[Supplied data]

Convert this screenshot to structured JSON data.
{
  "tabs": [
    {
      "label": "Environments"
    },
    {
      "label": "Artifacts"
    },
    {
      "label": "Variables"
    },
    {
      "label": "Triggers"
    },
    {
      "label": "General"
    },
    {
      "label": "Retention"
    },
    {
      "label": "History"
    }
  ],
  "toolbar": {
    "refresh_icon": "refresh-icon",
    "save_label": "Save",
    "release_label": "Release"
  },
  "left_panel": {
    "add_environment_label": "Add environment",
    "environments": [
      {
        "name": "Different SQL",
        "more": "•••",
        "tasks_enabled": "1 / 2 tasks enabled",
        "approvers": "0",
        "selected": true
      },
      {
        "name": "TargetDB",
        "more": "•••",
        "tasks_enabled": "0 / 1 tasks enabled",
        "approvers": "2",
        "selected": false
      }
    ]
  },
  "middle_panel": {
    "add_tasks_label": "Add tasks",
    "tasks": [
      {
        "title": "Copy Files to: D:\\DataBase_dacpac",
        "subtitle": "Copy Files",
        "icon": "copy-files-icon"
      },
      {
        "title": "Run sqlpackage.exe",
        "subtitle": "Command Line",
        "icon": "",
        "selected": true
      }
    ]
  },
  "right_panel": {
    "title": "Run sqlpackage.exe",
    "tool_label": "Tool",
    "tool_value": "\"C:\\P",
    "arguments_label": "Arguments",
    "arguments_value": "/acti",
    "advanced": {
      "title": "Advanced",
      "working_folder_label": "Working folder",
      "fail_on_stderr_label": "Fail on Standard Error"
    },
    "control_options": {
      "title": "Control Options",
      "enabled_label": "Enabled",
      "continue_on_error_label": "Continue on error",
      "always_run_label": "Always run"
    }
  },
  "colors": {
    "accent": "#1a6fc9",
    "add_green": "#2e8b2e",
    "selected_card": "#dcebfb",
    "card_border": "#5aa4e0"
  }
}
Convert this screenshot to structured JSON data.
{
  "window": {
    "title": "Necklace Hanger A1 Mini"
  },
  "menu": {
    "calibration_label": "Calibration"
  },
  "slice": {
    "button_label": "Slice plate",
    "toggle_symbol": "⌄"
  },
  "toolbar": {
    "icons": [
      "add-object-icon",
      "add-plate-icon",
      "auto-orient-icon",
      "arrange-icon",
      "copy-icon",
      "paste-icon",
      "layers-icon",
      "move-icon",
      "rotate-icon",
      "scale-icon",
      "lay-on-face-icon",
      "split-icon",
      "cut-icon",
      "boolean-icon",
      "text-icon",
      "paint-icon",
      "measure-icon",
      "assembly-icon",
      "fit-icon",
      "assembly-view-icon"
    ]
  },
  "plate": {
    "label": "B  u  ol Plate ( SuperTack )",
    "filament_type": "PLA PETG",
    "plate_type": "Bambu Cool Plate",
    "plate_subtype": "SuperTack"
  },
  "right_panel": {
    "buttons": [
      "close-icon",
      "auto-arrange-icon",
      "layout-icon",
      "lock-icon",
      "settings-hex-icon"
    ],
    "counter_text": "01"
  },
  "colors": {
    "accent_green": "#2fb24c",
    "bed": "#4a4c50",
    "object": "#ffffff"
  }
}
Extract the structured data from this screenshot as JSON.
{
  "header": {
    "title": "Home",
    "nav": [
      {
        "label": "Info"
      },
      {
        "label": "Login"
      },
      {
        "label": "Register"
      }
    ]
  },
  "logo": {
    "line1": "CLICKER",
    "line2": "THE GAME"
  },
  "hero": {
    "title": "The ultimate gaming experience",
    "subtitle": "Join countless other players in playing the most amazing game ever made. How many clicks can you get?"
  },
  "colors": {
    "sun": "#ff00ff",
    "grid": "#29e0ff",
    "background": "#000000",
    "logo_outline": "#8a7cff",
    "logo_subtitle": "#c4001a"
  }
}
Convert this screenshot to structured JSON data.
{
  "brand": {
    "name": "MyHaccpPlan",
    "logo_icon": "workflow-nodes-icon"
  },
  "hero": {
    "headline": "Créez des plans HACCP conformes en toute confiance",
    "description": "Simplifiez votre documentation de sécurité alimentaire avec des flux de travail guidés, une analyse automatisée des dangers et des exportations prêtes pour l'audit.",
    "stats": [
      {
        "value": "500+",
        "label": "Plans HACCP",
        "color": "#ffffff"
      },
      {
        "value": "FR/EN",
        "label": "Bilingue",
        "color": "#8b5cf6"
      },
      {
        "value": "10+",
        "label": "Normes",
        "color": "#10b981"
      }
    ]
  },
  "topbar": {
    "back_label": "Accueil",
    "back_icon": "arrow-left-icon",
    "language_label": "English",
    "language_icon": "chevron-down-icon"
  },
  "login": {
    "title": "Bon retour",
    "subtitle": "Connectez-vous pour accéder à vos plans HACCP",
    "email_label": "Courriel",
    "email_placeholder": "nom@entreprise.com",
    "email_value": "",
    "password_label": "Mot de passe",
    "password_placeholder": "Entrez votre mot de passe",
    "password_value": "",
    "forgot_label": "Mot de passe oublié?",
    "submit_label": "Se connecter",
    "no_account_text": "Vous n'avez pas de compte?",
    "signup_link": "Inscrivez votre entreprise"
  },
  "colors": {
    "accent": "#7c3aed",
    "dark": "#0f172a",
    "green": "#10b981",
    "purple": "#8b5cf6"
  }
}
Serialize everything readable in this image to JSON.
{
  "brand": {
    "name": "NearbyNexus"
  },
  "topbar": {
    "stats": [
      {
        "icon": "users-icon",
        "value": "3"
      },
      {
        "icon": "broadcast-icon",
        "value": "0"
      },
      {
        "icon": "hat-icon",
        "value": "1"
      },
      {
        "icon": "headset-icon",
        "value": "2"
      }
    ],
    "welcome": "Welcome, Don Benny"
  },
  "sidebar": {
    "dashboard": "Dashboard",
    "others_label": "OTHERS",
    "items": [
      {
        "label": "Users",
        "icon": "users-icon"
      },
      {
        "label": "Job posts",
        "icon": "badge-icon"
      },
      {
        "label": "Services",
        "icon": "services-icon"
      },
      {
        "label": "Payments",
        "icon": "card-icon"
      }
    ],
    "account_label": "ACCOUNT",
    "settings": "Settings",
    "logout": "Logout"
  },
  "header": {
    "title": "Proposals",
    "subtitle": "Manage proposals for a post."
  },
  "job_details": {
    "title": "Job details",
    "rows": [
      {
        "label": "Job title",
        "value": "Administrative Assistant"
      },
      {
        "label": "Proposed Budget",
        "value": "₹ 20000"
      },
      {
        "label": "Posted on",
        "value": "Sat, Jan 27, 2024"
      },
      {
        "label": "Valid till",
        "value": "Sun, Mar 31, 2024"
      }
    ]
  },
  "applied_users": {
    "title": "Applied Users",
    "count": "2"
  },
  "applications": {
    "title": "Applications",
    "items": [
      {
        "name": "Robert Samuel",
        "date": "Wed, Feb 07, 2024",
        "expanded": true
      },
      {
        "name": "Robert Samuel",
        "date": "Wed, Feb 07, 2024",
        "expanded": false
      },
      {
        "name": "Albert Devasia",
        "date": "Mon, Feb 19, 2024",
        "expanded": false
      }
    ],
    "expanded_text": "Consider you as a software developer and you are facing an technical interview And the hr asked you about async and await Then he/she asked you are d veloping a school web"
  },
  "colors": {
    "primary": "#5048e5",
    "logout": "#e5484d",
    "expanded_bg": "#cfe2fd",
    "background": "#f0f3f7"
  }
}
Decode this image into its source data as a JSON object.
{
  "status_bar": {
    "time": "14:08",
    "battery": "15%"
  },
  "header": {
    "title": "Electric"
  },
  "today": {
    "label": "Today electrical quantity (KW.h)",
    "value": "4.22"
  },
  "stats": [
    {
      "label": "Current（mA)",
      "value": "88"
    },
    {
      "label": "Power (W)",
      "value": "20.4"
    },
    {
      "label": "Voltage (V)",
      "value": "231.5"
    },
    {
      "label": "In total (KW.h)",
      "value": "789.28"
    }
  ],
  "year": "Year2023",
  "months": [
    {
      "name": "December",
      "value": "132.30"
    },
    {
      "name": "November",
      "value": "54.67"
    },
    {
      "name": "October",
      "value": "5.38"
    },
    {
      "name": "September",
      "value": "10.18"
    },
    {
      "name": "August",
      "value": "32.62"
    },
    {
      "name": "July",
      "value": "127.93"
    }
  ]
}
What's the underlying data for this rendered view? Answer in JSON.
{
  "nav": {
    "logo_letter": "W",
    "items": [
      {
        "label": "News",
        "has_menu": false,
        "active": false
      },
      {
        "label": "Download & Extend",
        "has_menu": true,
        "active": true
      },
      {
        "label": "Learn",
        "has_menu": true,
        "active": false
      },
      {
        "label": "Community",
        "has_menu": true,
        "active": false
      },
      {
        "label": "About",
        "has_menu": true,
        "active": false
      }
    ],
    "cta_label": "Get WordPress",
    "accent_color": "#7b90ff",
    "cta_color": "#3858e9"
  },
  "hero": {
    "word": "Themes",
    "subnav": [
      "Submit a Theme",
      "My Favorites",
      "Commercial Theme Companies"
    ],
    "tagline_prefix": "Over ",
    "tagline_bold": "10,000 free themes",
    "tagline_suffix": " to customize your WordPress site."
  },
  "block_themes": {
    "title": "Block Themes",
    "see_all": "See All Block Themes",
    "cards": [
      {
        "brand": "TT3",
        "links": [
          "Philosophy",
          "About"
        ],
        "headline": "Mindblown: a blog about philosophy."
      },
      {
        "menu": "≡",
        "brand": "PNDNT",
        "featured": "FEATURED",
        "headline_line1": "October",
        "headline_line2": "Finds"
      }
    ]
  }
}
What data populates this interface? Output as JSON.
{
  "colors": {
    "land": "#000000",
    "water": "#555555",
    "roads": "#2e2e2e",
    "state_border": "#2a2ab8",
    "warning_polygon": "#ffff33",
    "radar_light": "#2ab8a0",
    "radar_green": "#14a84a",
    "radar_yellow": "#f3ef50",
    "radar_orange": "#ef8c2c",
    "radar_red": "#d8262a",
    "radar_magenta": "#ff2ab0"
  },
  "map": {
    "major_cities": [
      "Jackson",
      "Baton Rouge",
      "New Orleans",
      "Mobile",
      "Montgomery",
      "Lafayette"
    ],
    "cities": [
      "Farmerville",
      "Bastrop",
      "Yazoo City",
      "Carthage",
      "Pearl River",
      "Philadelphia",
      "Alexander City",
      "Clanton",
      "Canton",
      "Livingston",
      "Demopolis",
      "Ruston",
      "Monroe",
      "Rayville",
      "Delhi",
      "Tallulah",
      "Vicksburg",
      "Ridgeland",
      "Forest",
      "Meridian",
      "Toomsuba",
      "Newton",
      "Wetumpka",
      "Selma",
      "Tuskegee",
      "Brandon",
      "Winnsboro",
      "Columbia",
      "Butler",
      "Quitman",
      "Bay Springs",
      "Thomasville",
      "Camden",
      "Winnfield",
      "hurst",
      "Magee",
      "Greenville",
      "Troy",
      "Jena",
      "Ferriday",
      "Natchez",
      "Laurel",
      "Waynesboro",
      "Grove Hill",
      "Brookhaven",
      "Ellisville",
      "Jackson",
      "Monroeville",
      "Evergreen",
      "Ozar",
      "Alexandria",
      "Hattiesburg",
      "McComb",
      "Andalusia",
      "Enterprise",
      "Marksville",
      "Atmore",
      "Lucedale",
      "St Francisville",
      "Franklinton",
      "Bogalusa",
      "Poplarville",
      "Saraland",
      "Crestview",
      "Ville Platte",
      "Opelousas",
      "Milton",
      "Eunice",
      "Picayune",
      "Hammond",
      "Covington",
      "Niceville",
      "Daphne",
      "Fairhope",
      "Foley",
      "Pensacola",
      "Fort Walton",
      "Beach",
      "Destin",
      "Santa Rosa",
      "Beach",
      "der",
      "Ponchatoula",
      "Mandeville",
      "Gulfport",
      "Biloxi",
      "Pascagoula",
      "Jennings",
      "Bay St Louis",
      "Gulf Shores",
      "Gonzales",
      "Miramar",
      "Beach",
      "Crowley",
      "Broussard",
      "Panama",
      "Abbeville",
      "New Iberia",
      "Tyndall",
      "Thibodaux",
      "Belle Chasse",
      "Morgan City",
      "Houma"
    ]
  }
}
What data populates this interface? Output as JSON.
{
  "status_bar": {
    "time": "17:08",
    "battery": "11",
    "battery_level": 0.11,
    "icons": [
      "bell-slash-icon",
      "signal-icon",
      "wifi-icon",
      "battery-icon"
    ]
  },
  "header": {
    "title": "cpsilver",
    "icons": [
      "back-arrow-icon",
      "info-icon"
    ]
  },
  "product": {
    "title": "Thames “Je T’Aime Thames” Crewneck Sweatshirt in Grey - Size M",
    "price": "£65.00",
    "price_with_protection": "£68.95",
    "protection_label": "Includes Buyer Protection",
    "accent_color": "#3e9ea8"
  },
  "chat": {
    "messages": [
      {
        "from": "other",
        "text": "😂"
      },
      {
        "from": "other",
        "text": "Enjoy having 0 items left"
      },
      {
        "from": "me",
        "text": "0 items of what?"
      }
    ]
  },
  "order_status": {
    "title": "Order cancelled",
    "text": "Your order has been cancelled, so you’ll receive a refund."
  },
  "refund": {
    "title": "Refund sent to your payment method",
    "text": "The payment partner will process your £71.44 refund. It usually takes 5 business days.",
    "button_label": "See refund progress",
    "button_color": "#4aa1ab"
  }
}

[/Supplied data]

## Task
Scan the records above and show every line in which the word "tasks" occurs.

## Result of the exercise
        "tasks_enabled": "1 / 2 tasks enabled",
        "tasks_enabled": "0 / 1 tasks enabled",
    "add_tasks_label": "Add tasks",
    "tasks": [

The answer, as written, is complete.